> WORK ITEM: Search the data below for the word "camera" and copy each line that holds it.

--*--

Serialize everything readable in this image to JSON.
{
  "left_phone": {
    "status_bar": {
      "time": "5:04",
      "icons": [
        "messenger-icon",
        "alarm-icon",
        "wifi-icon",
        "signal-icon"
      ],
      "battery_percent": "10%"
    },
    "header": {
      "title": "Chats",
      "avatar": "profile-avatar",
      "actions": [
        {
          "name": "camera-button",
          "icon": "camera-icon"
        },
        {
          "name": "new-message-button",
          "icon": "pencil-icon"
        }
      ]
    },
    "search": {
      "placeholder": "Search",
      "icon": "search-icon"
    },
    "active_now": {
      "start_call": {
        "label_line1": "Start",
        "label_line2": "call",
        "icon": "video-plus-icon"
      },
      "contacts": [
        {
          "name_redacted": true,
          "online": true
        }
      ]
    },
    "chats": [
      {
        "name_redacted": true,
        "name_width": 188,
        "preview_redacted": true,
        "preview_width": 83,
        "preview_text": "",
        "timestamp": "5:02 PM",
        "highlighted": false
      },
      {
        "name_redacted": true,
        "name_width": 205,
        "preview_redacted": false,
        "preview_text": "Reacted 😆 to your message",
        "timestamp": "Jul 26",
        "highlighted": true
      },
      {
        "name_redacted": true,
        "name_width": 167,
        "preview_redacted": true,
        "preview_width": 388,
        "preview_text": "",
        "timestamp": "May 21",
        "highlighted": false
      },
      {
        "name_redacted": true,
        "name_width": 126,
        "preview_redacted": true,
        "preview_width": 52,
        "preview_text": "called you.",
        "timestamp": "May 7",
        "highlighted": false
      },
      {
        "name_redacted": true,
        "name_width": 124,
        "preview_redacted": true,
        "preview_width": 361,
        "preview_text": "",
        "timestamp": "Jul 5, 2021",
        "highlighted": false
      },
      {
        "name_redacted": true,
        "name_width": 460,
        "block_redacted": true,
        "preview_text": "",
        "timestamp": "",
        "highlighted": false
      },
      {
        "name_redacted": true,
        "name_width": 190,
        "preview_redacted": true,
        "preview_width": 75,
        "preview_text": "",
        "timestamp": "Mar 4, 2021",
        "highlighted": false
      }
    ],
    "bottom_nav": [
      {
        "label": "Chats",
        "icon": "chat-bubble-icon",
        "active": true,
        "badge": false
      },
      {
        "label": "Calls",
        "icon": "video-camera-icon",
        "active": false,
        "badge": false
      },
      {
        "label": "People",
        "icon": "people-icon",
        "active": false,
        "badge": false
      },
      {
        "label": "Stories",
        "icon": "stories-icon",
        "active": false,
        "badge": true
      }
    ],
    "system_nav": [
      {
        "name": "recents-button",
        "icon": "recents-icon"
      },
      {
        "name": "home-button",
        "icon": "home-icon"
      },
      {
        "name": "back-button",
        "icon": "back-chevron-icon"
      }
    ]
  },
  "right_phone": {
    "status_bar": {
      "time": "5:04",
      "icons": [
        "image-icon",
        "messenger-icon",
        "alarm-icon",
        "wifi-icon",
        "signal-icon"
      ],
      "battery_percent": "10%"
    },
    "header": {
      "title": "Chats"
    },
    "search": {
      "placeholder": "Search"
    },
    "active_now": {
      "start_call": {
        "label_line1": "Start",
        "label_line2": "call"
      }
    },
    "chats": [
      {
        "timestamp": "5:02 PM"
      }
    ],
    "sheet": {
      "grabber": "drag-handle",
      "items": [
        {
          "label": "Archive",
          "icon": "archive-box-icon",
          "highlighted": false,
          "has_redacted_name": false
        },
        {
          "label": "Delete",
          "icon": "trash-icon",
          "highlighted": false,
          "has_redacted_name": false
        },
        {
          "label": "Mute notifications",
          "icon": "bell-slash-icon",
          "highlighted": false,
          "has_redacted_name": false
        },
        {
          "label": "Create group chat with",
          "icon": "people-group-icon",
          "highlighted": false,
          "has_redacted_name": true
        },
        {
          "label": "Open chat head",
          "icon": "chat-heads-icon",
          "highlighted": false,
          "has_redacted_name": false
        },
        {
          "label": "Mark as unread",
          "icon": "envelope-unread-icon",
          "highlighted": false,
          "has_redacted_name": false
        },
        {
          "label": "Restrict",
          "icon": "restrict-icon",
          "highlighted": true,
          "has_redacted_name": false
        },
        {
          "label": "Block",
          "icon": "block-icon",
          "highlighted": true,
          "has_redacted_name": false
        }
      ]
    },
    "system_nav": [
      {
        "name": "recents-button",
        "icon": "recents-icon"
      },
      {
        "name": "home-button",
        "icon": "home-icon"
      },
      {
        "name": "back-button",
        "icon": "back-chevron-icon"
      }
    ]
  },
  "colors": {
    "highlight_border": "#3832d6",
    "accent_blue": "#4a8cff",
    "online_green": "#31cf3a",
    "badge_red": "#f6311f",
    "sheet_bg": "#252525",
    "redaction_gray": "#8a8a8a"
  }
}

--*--

> SOLUTION:
          "name": "camera-button",
          "icon": "camera-icon"
        "icon": "video-camera-icon",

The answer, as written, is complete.